- When you come upon that person you want to volunteer to help (even as you hear that little voice screaming in your head to ask them for money!) – then ask for money. But for this baby step, you’re going to do it a little differently:
- You’re going to tell them what you would have charged to do the work you are about to do. (A LOT of money, even if you need to inflate the amount for this exercise.) “Mr. Johanson, I can help you with this. Ordinarily I would charge around $1200.”
- Then you’re going to tell them that because you know money is tight for them, but you can see how desperately they need your help, you will charge them only $25.* You can explain that you must receive payment so your insurance will cover your work. “But, Mr. Johanson, you’ve explained that money is tight for you. My insurance requires I charge you for the service. So to help you out, I’m only going to charge you $25 to get this entire situation squared away.”
- They’ll agree – because they can see what a gift you are giving them. Next, get a signature on your contract before you begin work. The contract sets up expectations for your working relationship – and once someone has signed, and paid, they are confirming and committing to those expectations just as you are. “So if $25 meets with your approval, I’m going to send over a copy of my contract. Once we have your signature and payment we can get started.”
- Invoice them (even through Paypal). Be sure to tell them you can’t begin work until you have received payment. Then stick to it!
- If later the work expands in scope, then just like you would with any contract, take the time to update your contract to reflect the changes. This may just be an exercise because the amount of money won’t necessarily change, but it’s good practice. A word of advice – try not to let the scope expand into more volunteering time because you still have a practice to build.

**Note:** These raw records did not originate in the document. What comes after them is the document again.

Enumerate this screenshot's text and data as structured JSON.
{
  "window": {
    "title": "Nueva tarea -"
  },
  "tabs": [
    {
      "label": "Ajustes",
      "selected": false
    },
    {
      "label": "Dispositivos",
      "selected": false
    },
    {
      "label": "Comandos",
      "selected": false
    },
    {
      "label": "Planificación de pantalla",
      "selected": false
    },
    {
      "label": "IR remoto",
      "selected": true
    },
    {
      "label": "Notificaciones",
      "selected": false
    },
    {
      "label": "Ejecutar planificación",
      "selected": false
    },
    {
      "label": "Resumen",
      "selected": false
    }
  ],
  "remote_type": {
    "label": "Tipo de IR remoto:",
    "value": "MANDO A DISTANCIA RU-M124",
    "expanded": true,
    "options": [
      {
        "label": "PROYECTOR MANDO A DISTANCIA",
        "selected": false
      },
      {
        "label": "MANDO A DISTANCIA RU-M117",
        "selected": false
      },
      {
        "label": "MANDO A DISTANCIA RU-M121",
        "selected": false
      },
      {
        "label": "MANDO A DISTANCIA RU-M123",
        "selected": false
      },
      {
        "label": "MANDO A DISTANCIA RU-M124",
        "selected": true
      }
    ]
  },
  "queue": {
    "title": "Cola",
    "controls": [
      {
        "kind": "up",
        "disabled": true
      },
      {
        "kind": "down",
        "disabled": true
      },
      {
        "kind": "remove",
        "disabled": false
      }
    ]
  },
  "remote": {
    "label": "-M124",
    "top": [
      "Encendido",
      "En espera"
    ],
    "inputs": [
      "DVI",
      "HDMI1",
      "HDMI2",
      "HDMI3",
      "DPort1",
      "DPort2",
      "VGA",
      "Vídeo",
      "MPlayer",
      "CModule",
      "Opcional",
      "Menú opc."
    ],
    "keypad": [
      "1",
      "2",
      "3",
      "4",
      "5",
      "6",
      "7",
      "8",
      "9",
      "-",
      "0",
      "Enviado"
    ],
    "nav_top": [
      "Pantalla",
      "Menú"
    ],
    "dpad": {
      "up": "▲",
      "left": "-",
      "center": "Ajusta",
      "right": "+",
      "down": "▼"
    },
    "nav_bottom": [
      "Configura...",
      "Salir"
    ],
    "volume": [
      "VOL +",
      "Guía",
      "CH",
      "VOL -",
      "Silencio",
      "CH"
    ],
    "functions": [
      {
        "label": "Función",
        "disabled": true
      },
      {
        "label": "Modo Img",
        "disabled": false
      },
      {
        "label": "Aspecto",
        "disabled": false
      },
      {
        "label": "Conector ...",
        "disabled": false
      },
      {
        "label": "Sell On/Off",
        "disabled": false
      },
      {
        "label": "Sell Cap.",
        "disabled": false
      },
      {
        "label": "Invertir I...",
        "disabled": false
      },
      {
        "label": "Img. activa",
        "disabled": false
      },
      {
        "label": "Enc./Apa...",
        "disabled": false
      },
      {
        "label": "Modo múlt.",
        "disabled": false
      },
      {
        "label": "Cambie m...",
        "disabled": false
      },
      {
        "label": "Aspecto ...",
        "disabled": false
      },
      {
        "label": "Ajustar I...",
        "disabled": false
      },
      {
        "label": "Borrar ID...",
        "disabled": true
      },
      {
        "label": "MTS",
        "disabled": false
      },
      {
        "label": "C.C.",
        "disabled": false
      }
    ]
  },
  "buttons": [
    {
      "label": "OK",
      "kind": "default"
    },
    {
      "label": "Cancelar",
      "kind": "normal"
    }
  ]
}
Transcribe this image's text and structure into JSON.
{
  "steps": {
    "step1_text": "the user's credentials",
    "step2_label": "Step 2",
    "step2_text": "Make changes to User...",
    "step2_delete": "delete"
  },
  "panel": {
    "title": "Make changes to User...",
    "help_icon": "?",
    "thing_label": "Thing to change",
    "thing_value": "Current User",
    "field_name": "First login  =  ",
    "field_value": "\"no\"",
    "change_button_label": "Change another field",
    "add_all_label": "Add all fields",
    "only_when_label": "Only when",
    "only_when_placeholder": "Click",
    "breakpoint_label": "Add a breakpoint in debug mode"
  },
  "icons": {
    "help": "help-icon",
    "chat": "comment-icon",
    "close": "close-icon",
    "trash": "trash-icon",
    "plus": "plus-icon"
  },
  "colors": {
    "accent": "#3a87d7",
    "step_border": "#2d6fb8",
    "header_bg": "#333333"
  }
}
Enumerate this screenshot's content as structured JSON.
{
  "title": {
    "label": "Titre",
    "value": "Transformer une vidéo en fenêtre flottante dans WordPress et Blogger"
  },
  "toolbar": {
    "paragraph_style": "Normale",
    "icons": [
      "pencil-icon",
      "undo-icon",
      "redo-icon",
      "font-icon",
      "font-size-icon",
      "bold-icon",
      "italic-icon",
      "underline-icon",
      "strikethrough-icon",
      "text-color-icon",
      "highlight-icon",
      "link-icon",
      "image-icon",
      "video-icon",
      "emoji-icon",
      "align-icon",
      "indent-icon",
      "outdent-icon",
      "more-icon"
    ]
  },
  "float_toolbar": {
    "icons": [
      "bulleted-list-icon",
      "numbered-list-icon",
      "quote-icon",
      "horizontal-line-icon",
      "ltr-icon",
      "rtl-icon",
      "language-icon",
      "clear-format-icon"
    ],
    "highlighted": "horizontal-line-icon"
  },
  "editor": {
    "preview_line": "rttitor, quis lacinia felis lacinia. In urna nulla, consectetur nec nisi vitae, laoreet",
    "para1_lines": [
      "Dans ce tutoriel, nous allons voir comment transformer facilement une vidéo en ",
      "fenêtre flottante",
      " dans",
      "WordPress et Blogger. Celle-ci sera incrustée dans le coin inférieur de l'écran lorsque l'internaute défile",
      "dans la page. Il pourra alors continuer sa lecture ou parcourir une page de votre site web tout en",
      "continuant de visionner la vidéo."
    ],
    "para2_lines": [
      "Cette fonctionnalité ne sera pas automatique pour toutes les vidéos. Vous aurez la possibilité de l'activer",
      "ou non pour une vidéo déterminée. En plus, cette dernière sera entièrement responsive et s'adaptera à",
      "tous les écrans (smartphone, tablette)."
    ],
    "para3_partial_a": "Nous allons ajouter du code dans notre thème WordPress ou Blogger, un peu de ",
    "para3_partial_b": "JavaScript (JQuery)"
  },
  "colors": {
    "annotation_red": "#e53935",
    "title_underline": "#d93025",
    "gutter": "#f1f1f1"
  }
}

*Here’s how you’re going to build up to a normal money and collection conversation:
- Practice the conversations over and over in front of a mirror, then with someone else you trust to practice with you.
- For the first “volunteer case,” ask only for $25. This amount, or even a little more, is important because even if money is very tight, they need to understand that they have an investment in it. It takes on more importance and commands respect.
- When you do this the second time, you’re going to ask for $100.
- By the third time, you’ll have the confidence you need, so jump right into the money conversation that would normally take place – no extreme discounts.
- At that point – NO MORE VOLUNTEERING – until you have built a healthy practice and know you’ll have plenty of paying clients to sustain it, even if you volunteer every once in awhile. (Don’t rush this – it may be 5 years before your practice is this healthy.)
If, after you have explained the enormous discount, the person balks, then you need to walk away. Tell them you are sorry, but you cannot help them. Take it from hundreds of advocates before you, If they are going to balk at small sums of money, then they are going to cause you WAY more headaches than you want or can learn from. The relationship will be nothing but a frustrating time suck because they will have no respect for you or your abilities. Do not choose that road to failure.
Are you one of the “afraid to ask for money” newbies to whom I’m referring> Then give this a try and see if it puts you into a different frame of mind, asking for money. Report back if you will! We can use all the feedback and new suggestions we can get.
Patients need us. We owe it to them to build a healthy practice, and that starts with an expectation of being paid.
- When Passion and Reality Collide
- The One Thing That Will Cause Your Private Advocacy Practice to Fail
- 8 Ways Your Advocacy Practice May Be Like The Giving Tree